Graves, meanwhile, fingers the culprit.
"Suddenly the Indiana law was dusted off the shelf and put out there as a national model that every state should be pushing," she said, "and ALEC is behind it."
ALEC stands for the American Legislative Exchange Council and has been criticized as nothing less than a shadow lawmaking body that draws its strength from an ocean of corporate money. If the Supreme Court ruling in Citizens United can be said to have opened the flood gates to corporate cash in American politics, then ALEC is trying to turn on the flood.
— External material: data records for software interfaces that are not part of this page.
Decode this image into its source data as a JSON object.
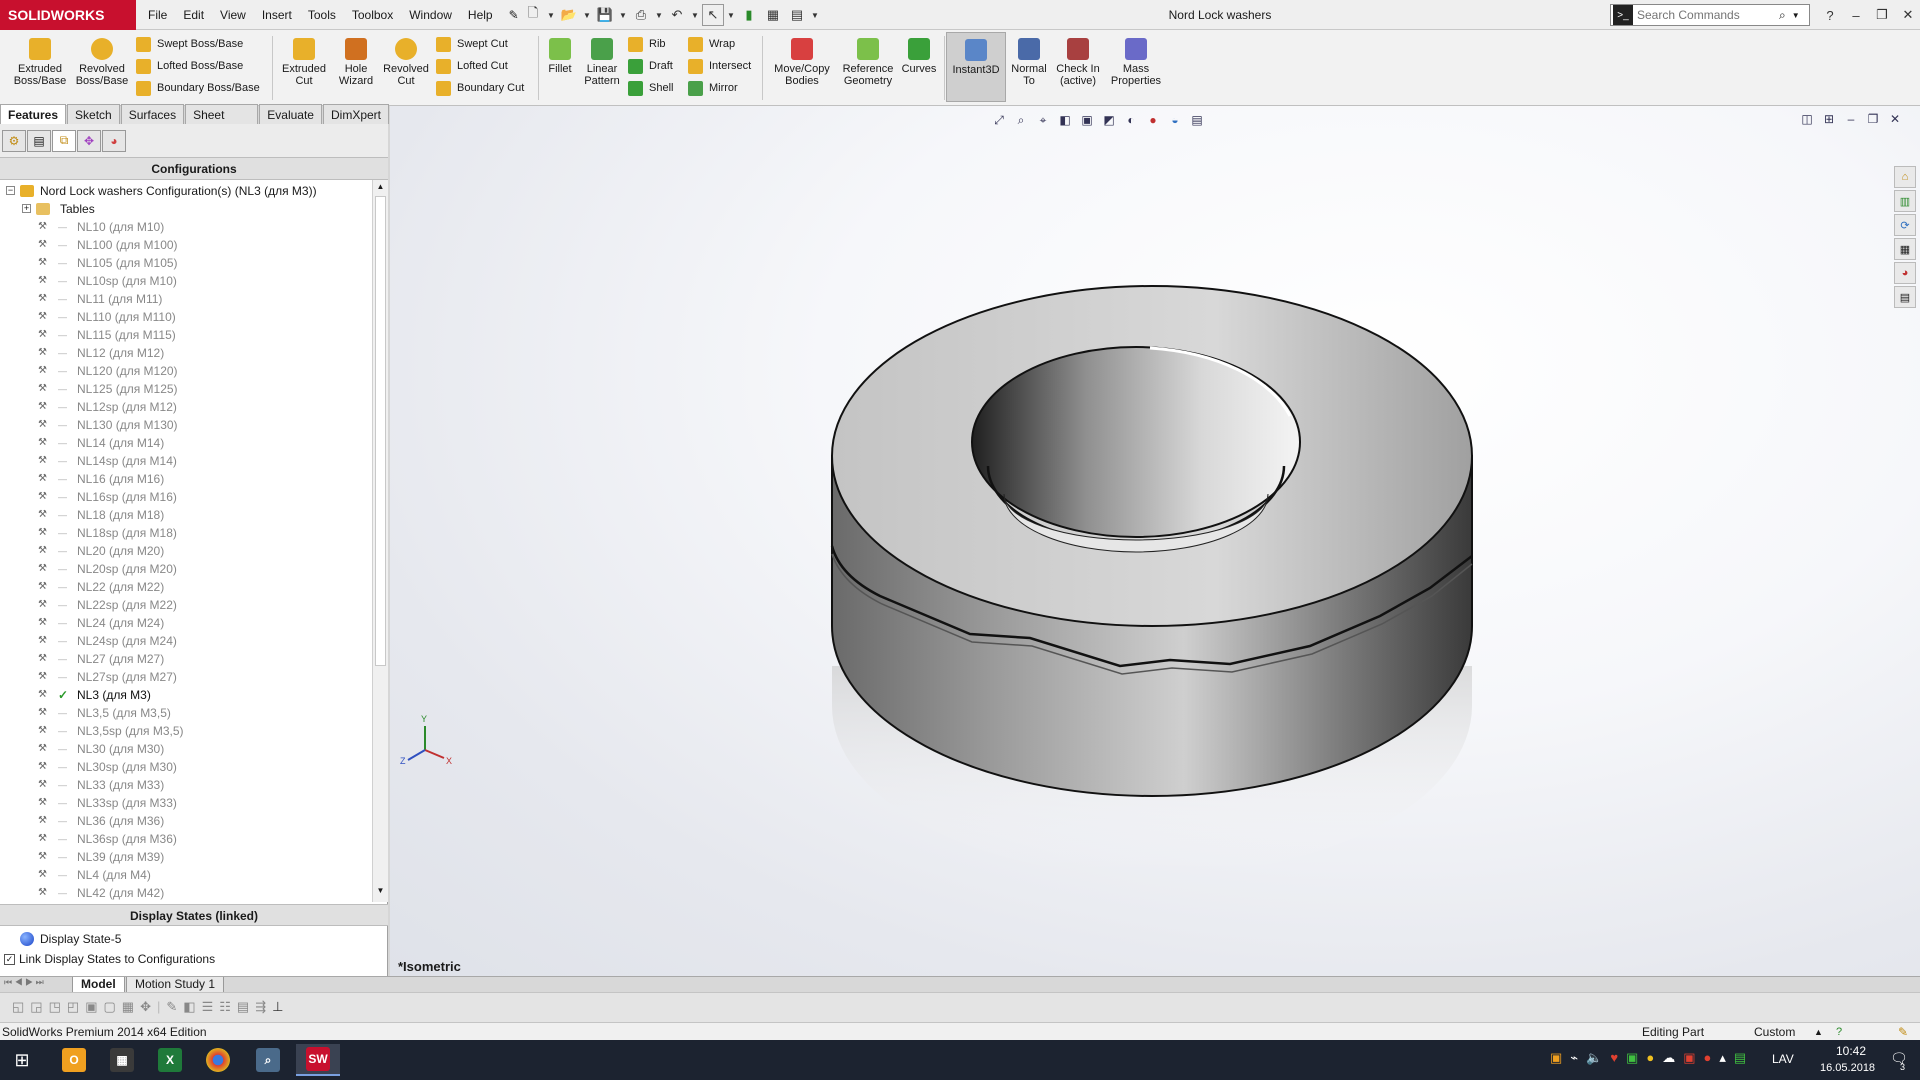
{
  "app": {
    "logo": "SOLIDWORKS",
    "document_title": "Nord Lock washers"
  },
  "menu": [
    "File",
    "Edit",
    "View",
    "Insert",
    "Tools",
    "Toolbox",
    "Window",
    "Help"
  ],
  "search": {
    "placeholder": "Search Commands"
  },
  "ribbon": {
    "extruded_boss": "Extruded\nBoss/Base",
    "revolved_boss": "Revolved\nBoss/Base",
    "swept_boss": "Swept Boss/Base",
    "lofted_boss": "Lofted Boss/Base",
    "boundary_boss": "Boundary Boss/Base",
    "extruded_cut": "Extruded\nCut",
    "hole_wizard": "Hole\nWizard",
    "revolved_cut": "Revolved\nCut",
    "swept_cut": "Swept Cut",
    "lofted_cut": "Lofted Cut",
    "boundary_cut": "Boundary Cut",
    "fillet": "Fillet",
    "linear_pattern": "Linear\nPattern",
    "rib": "Rib",
    "draft": "Draft",
    "shell": "Shell",
    "wrap": "Wrap",
    "intersect": "Intersect",
    "mirror": "Mirror",
    "move_copy": "Move/Copy\nBodies",
    "ref_geometry": "Reference\nGeometry",
    "curves": "Curves",
    "instant3d": "Instant3D",
    "normal_to": "Normal\nTo",
    "check_in": "Check In\n(active)",
    "mass_props": "Mass\nProperties"
  },
  "command_tabs": [
    "Features",
    "Sketch",
    "Surfaces",
    "Sheet Metal",
    "Evaluate",
    "DimXpert"
  ],
  "config_panel": {
    "header": "Configurations",
    "root": "Nord Lock washers Configuration(s)  (NL3 (для M3))",
    "tables": "Tables",
    "items": [
      "NL10 (для M10)",
      "NL100 (для M100)",
      "NL105 (для M105)",
      "NL10sp (для M10)",
      "NL11 (для M11)",
      "NL110 (для M110)",
      "NL115 (для M115)",
      "NL12 (для M12)",
      "NL120 (для M120)",
      "NL125 (для M125)",
      "NL12sp (для M12)",
      "NL130 (для M130)",
      "NL14 (для M14)",
      "NL14sp (для M14)",
      "NL16 (для M16)",
      "NL16sp (для M16)",
      "NL18 (для M18)",
      "NL18sp (для M18)",
      "NL20 (для M20)",
      "NL20sp (для M20)",
      "NL22 (для M22)",
      "NL22sp (для M22)",
      "NL24 (для M24)",
      "NL24sp (для M24)",
      "NL27 (для M27)",
      "NL27sp (для M27)",
      "NL3 (для M3)",
      "NL3,5 (для M3,5)",
      "NL3,5sp (для M3,5)",
      "NL30 (для M30)",
      "NL30sp (для M30)",
      "NL33 (для M33)",
      "NL33sp (для M33)",
      "NL36 (для M36)",
      "NL36sp (для M36)",
      "NL39 (для M39)",
      "NL4 (для M4)",
      "NL42 (для M42)"
    ],
    "active_index": 26
  },
  "display_states": {
    "header": "Display States (linked)",
    "item": "Display State-5",
    "link_label": "Link Display States to Configurations"
  },
  "viewport": {
    "view_label": "*Isometric",
    "triad": {
      "x": "X",
      "y": "Y",
      "z": "Z"
    }
  },
  "bottom_tabs": [
    "Model",
    "Motion Study 1"
  ],
  "status": {
    "edition": "SolidWorks Premium 2014 x64 Edition",
    "mode": "Editing Part",
    "units": "Custom"
  },
  "taskbar": {
    "lang": "LAV",
    "time": "10:42",
    "date": "16.05.2018",
    "notifications": "3"
  },
  "colors": {
    "accent": "#c8102e",
    "taskbar": "#1c2330"
  }
}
"ALEC isn't simply a think tank or a gathering of lawmakers, it is a corporate-funded operation that pushes a corporate message and a conservative message," said Graves, whose Center for Media and Democracy in July 2011 made public 800 internal documents on its website, AlecExposed.org, proving ALEC's cloaked hand in crafting "model legislation" meant for introduction in statehouses around the country.
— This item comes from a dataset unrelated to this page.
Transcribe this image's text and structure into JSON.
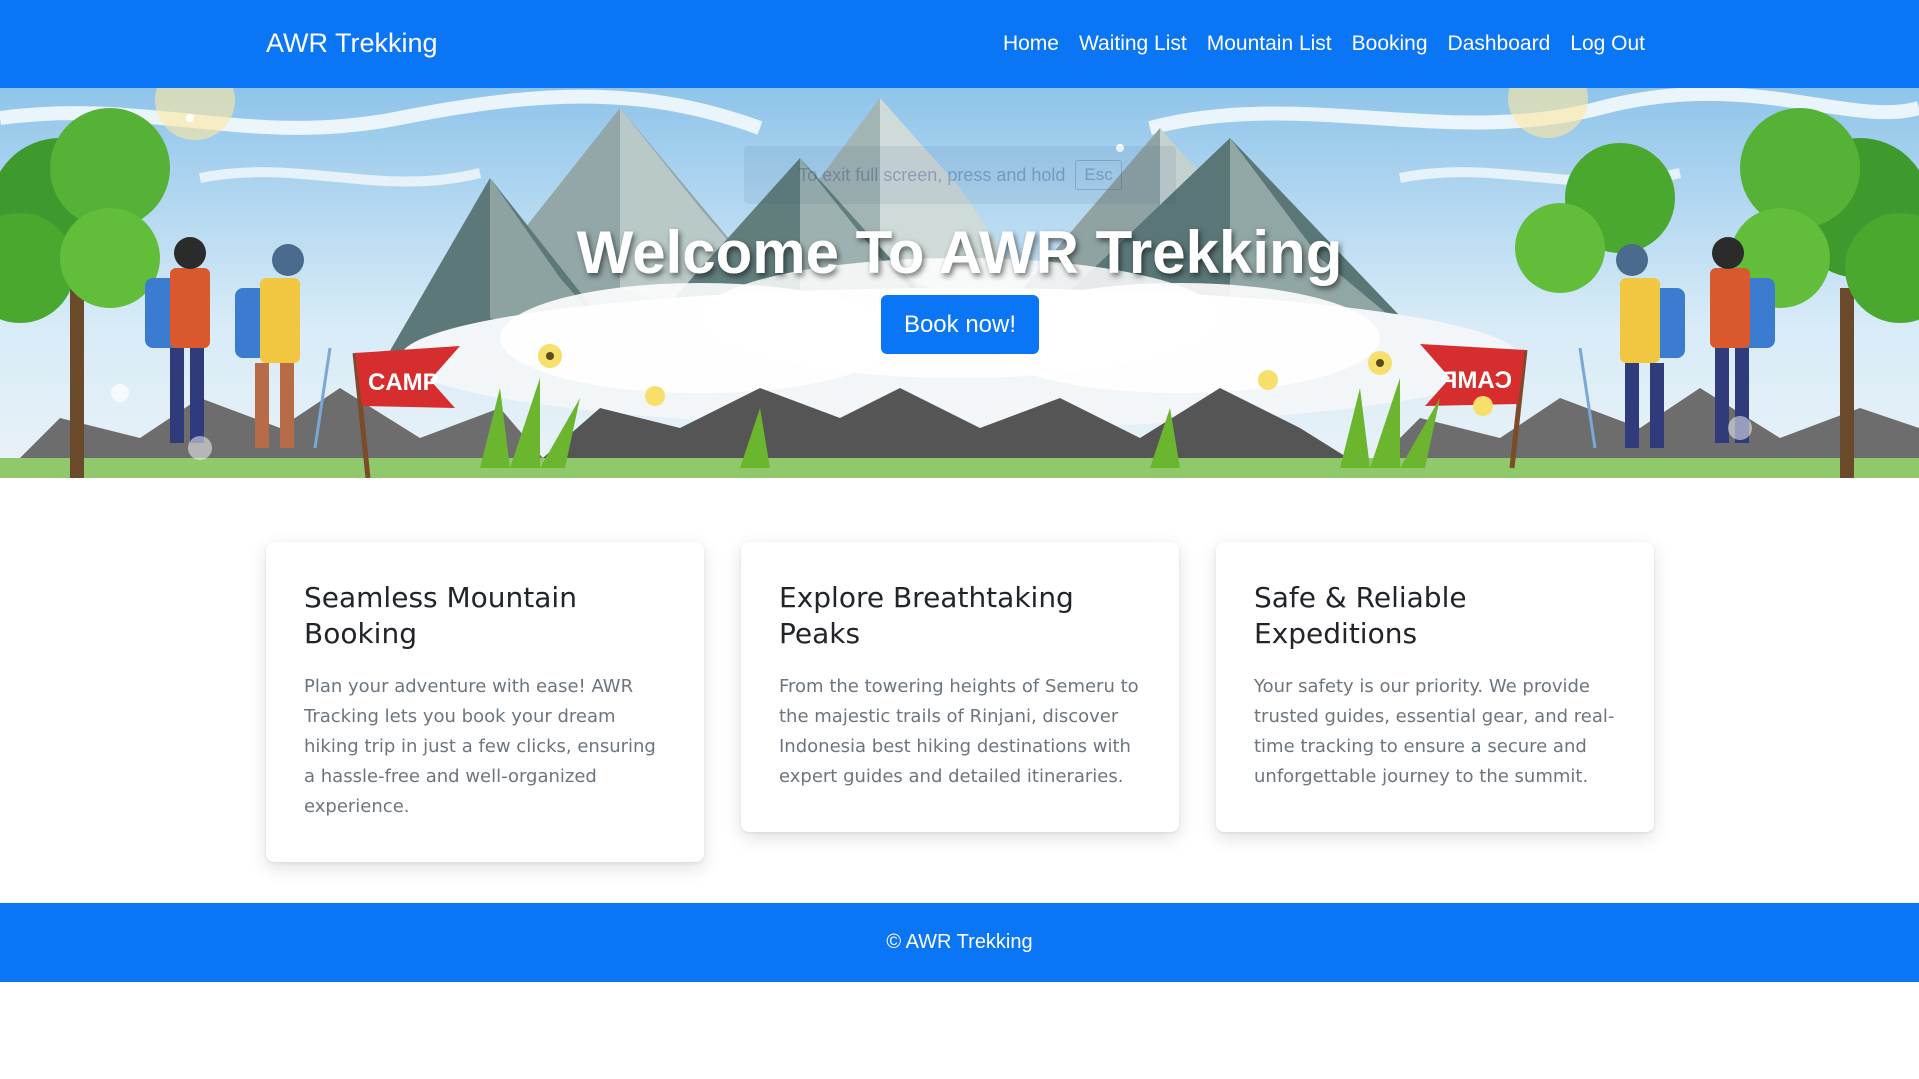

"At its core, it is a way to take some of these ideas that a think tank might fancy and operationalize them," she said. "And I use operationalize' very purposefully."
A call to ALEC's spokesperson for this story went unanswered, but the organization's ideological bent is clear enough on its website, which says that ALEC "works to advance the fundamental principles of free-market enterprise, limited government, and federalism at the state level through a nonpartisan public-private partnership of America's state legislators, members of the private sector and the general public."
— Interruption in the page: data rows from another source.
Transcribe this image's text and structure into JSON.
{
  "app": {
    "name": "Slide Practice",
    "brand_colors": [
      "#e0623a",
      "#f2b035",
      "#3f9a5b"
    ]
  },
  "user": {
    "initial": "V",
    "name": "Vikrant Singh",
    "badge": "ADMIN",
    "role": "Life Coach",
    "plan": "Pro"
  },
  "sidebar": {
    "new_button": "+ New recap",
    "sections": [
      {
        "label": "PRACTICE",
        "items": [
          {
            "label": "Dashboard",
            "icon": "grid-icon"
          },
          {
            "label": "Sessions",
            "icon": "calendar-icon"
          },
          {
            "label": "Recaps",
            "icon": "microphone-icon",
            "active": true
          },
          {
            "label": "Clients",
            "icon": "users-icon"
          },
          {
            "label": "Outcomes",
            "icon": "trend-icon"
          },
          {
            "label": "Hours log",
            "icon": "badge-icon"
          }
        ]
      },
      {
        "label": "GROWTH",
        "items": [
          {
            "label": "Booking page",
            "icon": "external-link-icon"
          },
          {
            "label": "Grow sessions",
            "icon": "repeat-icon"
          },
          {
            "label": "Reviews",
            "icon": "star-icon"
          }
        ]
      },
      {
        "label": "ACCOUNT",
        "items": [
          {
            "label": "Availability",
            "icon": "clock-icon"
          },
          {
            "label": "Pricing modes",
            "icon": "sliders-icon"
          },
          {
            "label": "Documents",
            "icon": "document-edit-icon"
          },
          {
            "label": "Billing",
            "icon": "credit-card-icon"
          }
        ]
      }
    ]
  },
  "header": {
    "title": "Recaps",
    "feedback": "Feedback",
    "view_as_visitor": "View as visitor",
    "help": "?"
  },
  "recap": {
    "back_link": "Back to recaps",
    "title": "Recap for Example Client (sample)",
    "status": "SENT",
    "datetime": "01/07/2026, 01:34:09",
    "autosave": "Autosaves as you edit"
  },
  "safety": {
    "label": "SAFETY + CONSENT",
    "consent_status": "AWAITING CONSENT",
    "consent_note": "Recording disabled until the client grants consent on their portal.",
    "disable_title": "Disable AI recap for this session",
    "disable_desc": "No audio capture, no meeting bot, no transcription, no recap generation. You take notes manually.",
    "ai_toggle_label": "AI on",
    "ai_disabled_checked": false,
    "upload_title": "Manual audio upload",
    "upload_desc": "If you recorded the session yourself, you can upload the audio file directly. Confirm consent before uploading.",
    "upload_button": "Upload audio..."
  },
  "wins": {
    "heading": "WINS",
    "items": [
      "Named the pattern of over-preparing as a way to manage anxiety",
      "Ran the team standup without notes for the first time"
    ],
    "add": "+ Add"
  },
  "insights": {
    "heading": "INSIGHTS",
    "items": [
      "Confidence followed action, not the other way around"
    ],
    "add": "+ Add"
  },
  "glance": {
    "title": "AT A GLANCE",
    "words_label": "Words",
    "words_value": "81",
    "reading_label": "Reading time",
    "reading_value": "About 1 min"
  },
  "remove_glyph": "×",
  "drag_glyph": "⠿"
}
Registered with the Internal Revenue Service as a 501c3 nonprofit, ALEC boasts around 2,000 member legislators—the vast majority being Republicans—who pay a nominal fee for membership, and upwards of 300 corporate and other private-sector members who pony up between $7,000 and $25,000 for the privilege of getting together with sympathetic lawmakers at lavish retreats.
Broken up into task forces focused on various aspects of public policy—from education to civil justice and the environment—ALEC members, both from the public and private sectors, get together and write model bills to be voted on and, if ratified, carried home by ALEC legislators for introduction in their respective states.
The strategy has been successful. ALEC brags on its website that, each year, about 1,000 pieces of ALEC-written or ALEC-inspired model legislation ends up getting introduced in the states, with roughly 20 percent becoming law.
Despite this, and even though the organization has been active for nearly 40 years—it was established in 1973 by arch conservative Paul Weyrich, who also co-founded the Heritage Foundation—ALEC has remained largely under the radar. Nonetheless, its impact on policy in the states reads like a greatest hits compilation of the most controversial bills in recent history: from changes to U.S. gun laws like the Florida "stand your ground" legislation made infamous by the Trayvon Martin shooting (a measure that was crafted with help from the National Rifle Association, a prominent ALEC member) to state-based efforts to overturn or circumvent the Affordable Care Act and recent measures limiting teacher-union powers and handing portions of student instruction over to for-profit education companies. Even Arizona's hotly contested immigration law—SB 1070—started life as an ALEC-approved "model" bill.
"There's a whole set of bills that are advancing that corporate agenda to privatize prisons, privatize education—and by privatize,' I mean profitize," Graves said.